Supplied records
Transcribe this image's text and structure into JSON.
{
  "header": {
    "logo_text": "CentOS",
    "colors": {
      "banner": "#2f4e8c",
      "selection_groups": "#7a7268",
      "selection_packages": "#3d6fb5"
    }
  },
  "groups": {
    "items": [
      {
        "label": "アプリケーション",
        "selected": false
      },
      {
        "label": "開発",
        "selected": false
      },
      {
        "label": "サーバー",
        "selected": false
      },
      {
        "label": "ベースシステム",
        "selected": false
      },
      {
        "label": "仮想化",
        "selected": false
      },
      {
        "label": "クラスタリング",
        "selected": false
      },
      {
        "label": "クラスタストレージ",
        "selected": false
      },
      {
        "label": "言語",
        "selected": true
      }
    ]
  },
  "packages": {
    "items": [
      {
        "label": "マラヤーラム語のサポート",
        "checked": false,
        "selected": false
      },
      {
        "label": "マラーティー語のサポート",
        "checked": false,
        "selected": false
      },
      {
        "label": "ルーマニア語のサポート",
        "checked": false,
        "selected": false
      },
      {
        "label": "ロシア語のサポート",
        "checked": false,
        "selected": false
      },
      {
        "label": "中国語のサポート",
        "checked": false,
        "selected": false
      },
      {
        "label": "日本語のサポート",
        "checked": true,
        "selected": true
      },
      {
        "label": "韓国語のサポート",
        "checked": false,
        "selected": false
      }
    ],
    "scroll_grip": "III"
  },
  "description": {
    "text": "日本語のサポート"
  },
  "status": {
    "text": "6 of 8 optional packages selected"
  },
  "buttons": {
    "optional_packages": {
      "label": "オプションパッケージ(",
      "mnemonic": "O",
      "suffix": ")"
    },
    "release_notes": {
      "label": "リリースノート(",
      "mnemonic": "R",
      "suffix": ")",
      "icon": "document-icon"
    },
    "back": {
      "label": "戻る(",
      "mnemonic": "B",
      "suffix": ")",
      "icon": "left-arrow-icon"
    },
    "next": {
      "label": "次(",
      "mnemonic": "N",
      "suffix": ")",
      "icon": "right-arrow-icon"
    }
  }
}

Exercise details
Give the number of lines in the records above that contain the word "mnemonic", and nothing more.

Result
4